Here's the lower cup after I connected the dots. You can still see the holes (wonder of wonders). I also mark the DoGS and I label each seam and corner. As you can see, a triangle shaped piece like this would be easy to get rotated incorrectly. On this bra, I got a surprise. The DoGS were not pointing toward the apex as I would have expected. Hmmm....
Finally I do the upper cup. The upper cup is the hardest piece to clone and it requires special attention. You almost always have to do it in two parts. Pin out the first half as far as you can....
... then un-pin from the front and let the second half swing around. You have to remove enough pins to allow the cup to swing, but leave enough intact to make sure the shape is accurate. it's a tricky little devil!
Once all the pieces are "pinned and pencilled" I clean up the lines. Lines that are meant to be straight, such as side seam and lace edges, I use a ruler. Otherwise, I use my curve or free-hand if the curve is very shallow. The trick is not to actually connect each dot but to combine art with engineering (I love that!) and to hit as many holes as possible along the path. (that's a bit like golfing, I think!)
If two seamlines aren't the same length, and it happens, you have two choices. If they are off by 1/8" or a few millimetres, I use my best judgement when they are together to see which is likely to be correct. if they are off by a lot (more than 1/4" or 6 mm. I will pin the pieces out again. It only takes a few minutes and the results are well worth the effort.

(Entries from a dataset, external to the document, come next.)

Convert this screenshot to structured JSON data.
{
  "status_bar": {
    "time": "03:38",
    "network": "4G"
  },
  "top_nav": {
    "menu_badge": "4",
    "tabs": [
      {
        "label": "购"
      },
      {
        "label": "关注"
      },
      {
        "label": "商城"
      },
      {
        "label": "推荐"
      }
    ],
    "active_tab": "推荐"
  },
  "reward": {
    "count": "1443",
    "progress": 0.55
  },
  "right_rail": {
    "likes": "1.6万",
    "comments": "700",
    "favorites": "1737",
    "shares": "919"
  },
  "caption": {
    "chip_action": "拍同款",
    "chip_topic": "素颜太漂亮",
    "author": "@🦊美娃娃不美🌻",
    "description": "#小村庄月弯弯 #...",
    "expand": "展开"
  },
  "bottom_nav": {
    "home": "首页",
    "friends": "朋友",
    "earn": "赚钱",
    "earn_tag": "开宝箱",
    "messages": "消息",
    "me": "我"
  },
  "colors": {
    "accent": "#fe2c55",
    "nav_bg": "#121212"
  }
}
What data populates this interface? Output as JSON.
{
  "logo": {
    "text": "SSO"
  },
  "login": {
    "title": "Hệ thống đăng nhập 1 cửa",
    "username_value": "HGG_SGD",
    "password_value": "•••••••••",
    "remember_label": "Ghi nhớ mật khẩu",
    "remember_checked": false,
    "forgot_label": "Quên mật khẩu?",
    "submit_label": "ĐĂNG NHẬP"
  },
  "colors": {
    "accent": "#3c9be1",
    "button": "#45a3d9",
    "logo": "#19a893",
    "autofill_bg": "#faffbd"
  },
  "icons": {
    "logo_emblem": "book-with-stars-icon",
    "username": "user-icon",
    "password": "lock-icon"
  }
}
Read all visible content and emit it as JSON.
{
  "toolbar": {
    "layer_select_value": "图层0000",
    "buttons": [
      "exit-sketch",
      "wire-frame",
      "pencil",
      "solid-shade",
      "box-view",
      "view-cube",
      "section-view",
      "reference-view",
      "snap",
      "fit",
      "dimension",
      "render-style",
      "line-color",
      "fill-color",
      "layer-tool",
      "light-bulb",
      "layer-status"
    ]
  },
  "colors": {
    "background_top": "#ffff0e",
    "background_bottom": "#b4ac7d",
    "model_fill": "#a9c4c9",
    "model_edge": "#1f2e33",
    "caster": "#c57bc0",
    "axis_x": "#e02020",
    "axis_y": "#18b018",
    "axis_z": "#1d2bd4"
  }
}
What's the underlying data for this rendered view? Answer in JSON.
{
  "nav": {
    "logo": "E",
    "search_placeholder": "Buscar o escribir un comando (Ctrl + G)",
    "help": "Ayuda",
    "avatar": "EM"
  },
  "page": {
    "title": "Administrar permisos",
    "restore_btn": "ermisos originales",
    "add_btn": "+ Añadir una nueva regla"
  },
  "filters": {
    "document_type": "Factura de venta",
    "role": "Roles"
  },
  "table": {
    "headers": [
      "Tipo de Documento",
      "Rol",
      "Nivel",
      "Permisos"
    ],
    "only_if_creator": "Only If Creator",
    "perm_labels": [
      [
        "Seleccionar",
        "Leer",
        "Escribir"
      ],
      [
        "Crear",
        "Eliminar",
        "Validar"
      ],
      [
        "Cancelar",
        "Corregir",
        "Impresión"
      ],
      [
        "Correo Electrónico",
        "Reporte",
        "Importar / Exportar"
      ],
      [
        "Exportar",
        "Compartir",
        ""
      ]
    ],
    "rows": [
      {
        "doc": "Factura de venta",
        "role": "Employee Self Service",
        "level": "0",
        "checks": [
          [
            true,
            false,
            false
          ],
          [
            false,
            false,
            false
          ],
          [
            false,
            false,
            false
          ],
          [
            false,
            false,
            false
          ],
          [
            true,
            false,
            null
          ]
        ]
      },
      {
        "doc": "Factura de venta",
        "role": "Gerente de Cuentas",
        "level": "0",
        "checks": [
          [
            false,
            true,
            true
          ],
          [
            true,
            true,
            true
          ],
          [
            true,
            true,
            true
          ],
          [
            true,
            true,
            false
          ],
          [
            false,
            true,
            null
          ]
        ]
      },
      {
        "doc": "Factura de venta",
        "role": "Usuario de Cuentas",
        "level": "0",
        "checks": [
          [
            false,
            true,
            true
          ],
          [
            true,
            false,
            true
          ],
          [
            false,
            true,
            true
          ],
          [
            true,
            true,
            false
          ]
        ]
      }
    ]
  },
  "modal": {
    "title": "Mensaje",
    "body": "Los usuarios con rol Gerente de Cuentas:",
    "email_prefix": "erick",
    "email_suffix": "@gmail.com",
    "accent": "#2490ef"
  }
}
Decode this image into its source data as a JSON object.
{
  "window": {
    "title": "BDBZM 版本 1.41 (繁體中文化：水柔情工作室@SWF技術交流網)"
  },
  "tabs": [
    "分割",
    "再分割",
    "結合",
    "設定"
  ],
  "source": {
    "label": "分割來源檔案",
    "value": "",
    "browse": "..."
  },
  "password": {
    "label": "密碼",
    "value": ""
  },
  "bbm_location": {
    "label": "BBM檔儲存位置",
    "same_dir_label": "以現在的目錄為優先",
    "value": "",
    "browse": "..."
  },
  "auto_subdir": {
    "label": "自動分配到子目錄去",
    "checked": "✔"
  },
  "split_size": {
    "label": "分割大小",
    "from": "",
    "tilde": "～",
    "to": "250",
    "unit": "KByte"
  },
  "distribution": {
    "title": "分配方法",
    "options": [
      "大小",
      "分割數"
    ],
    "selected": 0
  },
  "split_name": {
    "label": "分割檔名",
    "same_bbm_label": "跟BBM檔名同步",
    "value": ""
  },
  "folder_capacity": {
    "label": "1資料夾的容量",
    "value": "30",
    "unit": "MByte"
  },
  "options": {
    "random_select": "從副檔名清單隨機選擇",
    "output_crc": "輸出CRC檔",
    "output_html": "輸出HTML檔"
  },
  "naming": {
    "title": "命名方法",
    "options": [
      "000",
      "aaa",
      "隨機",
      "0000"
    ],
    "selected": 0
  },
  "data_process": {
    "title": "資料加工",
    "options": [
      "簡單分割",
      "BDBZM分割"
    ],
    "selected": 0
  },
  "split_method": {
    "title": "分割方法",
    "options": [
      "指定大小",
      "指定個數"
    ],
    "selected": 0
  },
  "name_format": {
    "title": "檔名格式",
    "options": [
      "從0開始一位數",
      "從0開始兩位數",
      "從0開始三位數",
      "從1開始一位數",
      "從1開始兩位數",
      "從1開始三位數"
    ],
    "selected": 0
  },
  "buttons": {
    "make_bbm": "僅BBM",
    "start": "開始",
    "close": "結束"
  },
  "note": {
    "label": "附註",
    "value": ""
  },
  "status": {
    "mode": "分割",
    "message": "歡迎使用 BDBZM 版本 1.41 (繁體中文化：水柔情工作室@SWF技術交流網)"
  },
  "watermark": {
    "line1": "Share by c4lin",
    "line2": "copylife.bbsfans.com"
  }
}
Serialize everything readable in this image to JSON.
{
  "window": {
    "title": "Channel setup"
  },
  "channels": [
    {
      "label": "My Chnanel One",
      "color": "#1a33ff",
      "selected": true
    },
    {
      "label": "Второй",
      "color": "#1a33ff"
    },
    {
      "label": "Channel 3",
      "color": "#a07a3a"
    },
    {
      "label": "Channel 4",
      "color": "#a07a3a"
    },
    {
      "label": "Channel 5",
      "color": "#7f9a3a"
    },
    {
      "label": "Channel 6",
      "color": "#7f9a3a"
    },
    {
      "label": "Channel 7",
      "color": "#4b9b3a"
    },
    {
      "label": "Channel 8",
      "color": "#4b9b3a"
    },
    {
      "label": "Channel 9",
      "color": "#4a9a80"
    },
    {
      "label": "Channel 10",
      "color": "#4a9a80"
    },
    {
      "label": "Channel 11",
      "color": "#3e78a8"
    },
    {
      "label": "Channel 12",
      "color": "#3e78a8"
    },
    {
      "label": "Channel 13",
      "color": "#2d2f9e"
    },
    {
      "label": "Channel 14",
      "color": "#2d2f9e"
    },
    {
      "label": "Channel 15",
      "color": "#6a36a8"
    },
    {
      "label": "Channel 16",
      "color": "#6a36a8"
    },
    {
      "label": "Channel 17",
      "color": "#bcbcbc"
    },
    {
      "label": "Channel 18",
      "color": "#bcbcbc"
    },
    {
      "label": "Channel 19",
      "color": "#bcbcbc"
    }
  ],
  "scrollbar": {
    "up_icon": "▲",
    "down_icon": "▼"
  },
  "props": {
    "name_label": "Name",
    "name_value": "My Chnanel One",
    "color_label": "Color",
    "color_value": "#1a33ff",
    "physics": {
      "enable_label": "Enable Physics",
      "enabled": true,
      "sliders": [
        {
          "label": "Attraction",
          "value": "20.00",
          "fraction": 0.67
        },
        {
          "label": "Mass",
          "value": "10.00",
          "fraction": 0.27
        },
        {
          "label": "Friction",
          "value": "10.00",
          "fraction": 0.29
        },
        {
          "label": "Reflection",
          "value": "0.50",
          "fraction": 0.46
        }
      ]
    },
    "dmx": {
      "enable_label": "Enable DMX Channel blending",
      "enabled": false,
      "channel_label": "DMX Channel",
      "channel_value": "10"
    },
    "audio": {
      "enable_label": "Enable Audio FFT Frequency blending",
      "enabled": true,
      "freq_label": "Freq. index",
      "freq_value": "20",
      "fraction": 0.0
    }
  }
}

Just be sure to use fabrics that are similar in stretch to the original, otherwise you won't really know how accurate your clone is.